On this request, instead of executing handleReceiveChat on the callback, we will execute a new function called handleSendChat.  This function is going to be pretty simple.
//When our message has been sent, update our page.
function handleSendChat() {
//Clear out the existing timer so we don't have
//multiple timer instances running.
clearInterval(mTimer);
getChatText();
}
All we are doing here is clearing out any refresh timer that may be executing, and then making the call to refresh the chat.

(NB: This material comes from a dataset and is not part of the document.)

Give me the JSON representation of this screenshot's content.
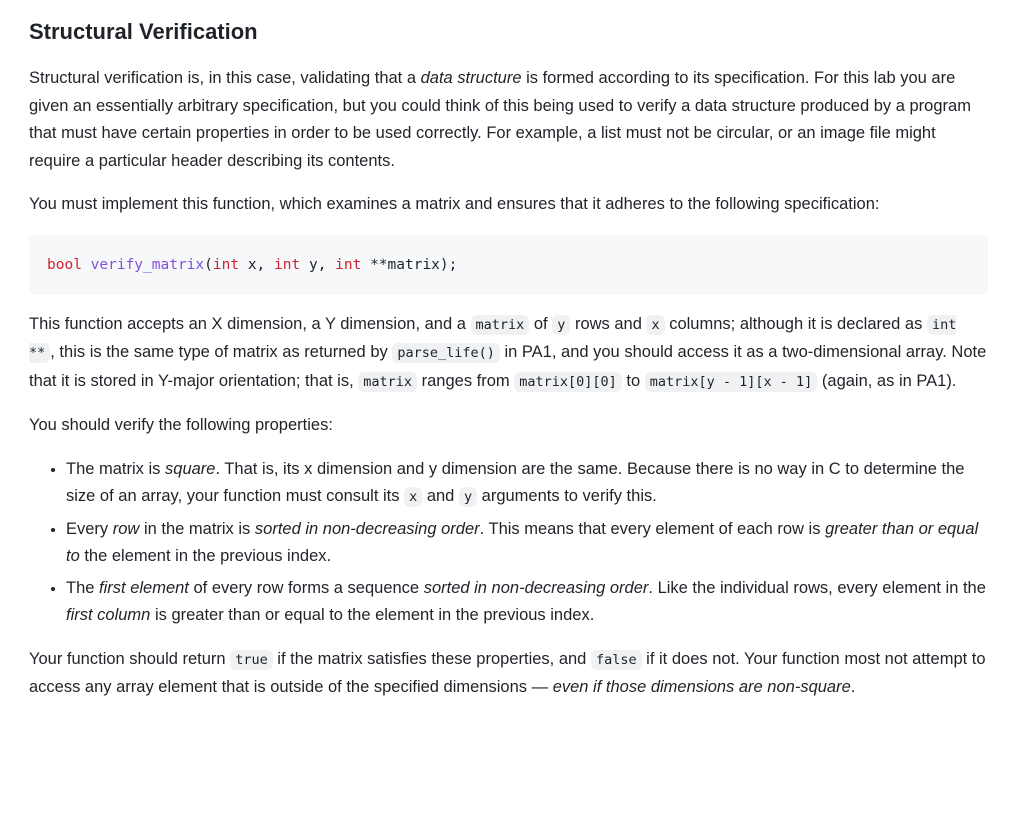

This sets up our client side functionality for sending and receiving chat messages.  The one last piece of functionality that we want to add right now is the ability to reset our chat application.
//This cleans out the database so we can start a new chat session.
function resetChat() {
if (sendReq.readyState == 4 || sendReq.readyState == 0) {
sendReq.open("POST", 'chat/getChat.php?chat=1&last=' + lastMessage, true);
sendReq.setRequestHeader('Content-Type','application/x-www-form-urlencoded');
sendReq.onreadystatechange = handleResetChat;
var param = 'action=reset';
sendReq.send(param);
document.getElementById('txt_message').value = '';
}
}
We create a function that is pretty much the same as our sendChatText function, but instead of passing a message in the POST parameters, we will pass an "action" parameter with the value of reset.

Our callback for the resetChat request simply clears out any messages that are currently in the chat display and resets our refresh timer.
//This function handles the response after the page has been refreshed.
function handleResetChat() {
document.getElementById('div_chat').innerHTML = '';
clearInterval(mTimer);
getChatText();
}

We'll finish off our JavaScript by adding our onclick handlers to our buttons.
<input type="button" name="btn_get_chat" id="btn_get_chat" value="Refresh Chat" onclick="javascript:getChatText();" />
<input type="button" name="btn_reset_chat" id="btn_reset_chat" value="Reset Chat" onclick="javascript:resetChat();" /><br />
<input type="text" id="txt_message" name="txt_message" style="width: 447px;" />
<input type="button" name="btn_send_chat" id="btn_send_chat" value="Send" onclick="javascript:sendChatText();" />
For each button click, we call it's corresponding JavaScript function.